→ **Work item**
The records are to be repeated in full. Every line must match.

→ **Input data**
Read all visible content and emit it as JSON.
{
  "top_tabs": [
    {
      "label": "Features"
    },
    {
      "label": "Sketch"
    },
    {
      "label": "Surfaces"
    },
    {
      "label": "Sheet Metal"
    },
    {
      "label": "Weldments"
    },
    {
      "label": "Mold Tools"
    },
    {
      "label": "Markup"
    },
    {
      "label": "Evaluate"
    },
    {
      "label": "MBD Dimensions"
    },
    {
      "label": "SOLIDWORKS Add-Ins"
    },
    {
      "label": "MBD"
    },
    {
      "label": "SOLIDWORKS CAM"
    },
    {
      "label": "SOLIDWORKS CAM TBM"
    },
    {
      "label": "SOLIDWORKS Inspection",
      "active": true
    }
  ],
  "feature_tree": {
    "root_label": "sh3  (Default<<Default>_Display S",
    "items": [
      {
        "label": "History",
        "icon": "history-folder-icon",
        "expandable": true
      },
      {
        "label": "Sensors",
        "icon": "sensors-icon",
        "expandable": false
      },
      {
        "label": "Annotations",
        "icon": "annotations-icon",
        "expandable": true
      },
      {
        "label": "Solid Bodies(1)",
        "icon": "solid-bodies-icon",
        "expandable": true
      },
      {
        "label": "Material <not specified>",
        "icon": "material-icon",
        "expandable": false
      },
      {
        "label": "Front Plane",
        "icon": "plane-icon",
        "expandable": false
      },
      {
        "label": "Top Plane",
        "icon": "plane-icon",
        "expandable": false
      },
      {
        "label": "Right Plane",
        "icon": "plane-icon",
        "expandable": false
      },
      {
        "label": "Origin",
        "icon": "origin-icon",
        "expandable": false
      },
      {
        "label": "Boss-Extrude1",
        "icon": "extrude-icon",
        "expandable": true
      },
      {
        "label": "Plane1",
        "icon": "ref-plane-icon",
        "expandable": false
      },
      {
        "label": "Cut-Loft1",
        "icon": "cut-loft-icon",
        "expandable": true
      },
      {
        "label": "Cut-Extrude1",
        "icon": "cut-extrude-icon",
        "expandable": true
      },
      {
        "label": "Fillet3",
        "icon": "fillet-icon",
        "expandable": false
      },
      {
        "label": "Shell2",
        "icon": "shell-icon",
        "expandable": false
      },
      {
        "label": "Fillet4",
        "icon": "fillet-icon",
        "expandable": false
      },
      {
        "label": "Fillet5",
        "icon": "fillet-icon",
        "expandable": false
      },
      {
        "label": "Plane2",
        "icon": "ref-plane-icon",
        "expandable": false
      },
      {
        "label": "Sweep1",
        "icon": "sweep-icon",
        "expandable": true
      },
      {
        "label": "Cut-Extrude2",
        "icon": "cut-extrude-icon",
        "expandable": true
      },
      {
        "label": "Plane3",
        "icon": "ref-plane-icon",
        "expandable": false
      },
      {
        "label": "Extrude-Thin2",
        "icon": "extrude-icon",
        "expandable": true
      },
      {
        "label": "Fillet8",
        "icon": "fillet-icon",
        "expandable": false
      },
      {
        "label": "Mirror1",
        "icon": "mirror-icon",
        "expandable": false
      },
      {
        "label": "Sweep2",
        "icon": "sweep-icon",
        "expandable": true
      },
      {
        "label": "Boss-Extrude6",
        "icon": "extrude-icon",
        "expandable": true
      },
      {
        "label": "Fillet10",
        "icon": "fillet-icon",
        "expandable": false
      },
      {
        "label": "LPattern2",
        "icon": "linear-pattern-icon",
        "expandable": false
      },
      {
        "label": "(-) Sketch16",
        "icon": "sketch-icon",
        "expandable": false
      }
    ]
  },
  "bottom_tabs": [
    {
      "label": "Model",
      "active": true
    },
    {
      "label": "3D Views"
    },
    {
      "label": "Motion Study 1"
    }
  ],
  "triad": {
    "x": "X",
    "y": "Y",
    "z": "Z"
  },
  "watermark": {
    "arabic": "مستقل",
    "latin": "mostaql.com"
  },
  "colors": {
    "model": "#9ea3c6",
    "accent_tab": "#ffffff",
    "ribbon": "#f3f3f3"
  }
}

→ **Written response**
Read all visible content and emit it as JSON.
{
  "top_tabs": [
    {
      "label": "Features"
    },
    {
      "label": "Sketch"
    },
    {
      "label": "Surfaces"
    },
    {
      "label": "Sheet Metal"
    },
    {
      "label": "Weldments"
    },
    {
      "label": "Mold Tools"
    },
    {
      "label": "Markup"
    },
    {
      "label": "Evaluate"
    },
    {
      "label": "MBD Dimensions"
    },
    {
      "label": "SOLIDWORKS Add-Ins"
    },
    {
      "label": "MBD"
    },
    {
      "label": "SOLIDWORKS CAM"
    },
    {
      "label": "SOLIDWORKS CAM TBM"
    },
    {
      "label": "SOLIDWORKS Inspection",
      "active": true
    }
  ],
  "feature_tree": {
    "root_label": "sh3  (Default<<Default>_Display S",
    "items": [
      {
        "label": "History",
        "icon": "history-folder-icon",
        "expandable": true
      },
      {
        "label": "Sensors",
        "icon": "sensors-icon",
        "expandable": false
      },
      {
        "label": "Annotations",
        "icon": "annotations-icon",
        "expandable": true
      },
      {
        "label": "Solid Bodies(1)",
        "icon": "solid-bodies-icon",
        "expandable": true
      },
      {
        "label": "Material <not specified>",
        "icon": "material-icon",
        "expandable": false
      },
      {
        "label": "Front Plane",
        "icon": "plane-icon",
        "expandable": false
      },
      {
        "label": "Top Plane",
        "icon": "plane-icon",
        "expandable": false
      },
      {
        "label": "Right Plane",
        "icon": "plane-icon",
        "expandable": false
      },
      {
        "label": "Origin",
        "icon": "origin-icon",
        "expandable": false
      },
      {
        "label": "Boss-Extrude1",
        "icon": "extrude-icon",
        "expandable": true
      },
      {
        "label": "Plane1",
        "icon": "ref-plane-icon",
        "expandable": false
      },
      {
        "label": "Cut-Loft1",
        "icon": "cut-loft-icon",
        "expandable": true
      },
      {
        "label": "Cut-Extrude1",
        "icon": "cut-extrude-icon",
        "expandable": true
      },
      {
        "label": "Fillet3",
        "icon": "fillet-icon",
        "expandable": false
      },
      {
        "label": "Shell2",
        "icon": "shell-icon",
        "expandable": false
      },
      {
        "label": "Fillet4",
        "icon": "fillet-icon",
        "expandable": false
      },
      {
        "label": "Fillet5",
        "icon": "fillet-icon",
        "expandable": false
      },
      {
        "label": "Plane2",
        "icon": "ref-plane-icon",
        "expandable": false
      },
      {
        "label": "Sweep1",
        "icon": "sweep-icon",
        "expandable": true
      },
      {
        "label": "Cut-Extrude2",
        "icon": "cut-extrude-icon",
        "expandable": true
      },
      {
        "label": "Plane3",
        "icon": "ref-plane-icon",
        "expandable": false
      },
      {
        "label": "Extrude-Thin2",
        "icon": "extrude-icon",
        "expandable": true
      },
      {
        "label": "Fillet8",
        "icon": "fillet-icon",
        "expandable": false
      },
      {
        "label": "Mirror1",
        "icon": "mirror-icon",
        "expandable": false
      },
      {
        "label": "Sweep2",
        "icon": "sweep-icon",
        "expandable": true
      },
      {
        "label": "Boss-Extrude6",
        "icon": "extrude-icon",
        "expandable": true
      },
      {
        "label": "Fillet10",
        "icon": "fillet-icon",
        "expandable": false
      },
      {
        "label": "LPattern2",
        "icon": "linear-pattern-icon",
        "expandable": false
      },
      {
        "label": "(-) Sketch16",
        "icon": "sketch-icon",
        "expandable": false
      }
    ]
  },
  "bottom_tabs": [
    {
      "label": "Model",
      "active": true
    },
    {
      "label": "3D Views"
    },
    {
      "label": "Motion Study 1"
    }
  ],
  "triad": {
    "x": "X",
    "y": "Y",
    "z": "Z"
  },
  "watermark": {
    "arabic": "مستقل",
    "latin": "mostaql.com"
  },
  "colors": {
    "model": "#9ea3c6",
    "accent_tab": "#ffffff",
    "ribbon": "#f3f3f3"
  }
}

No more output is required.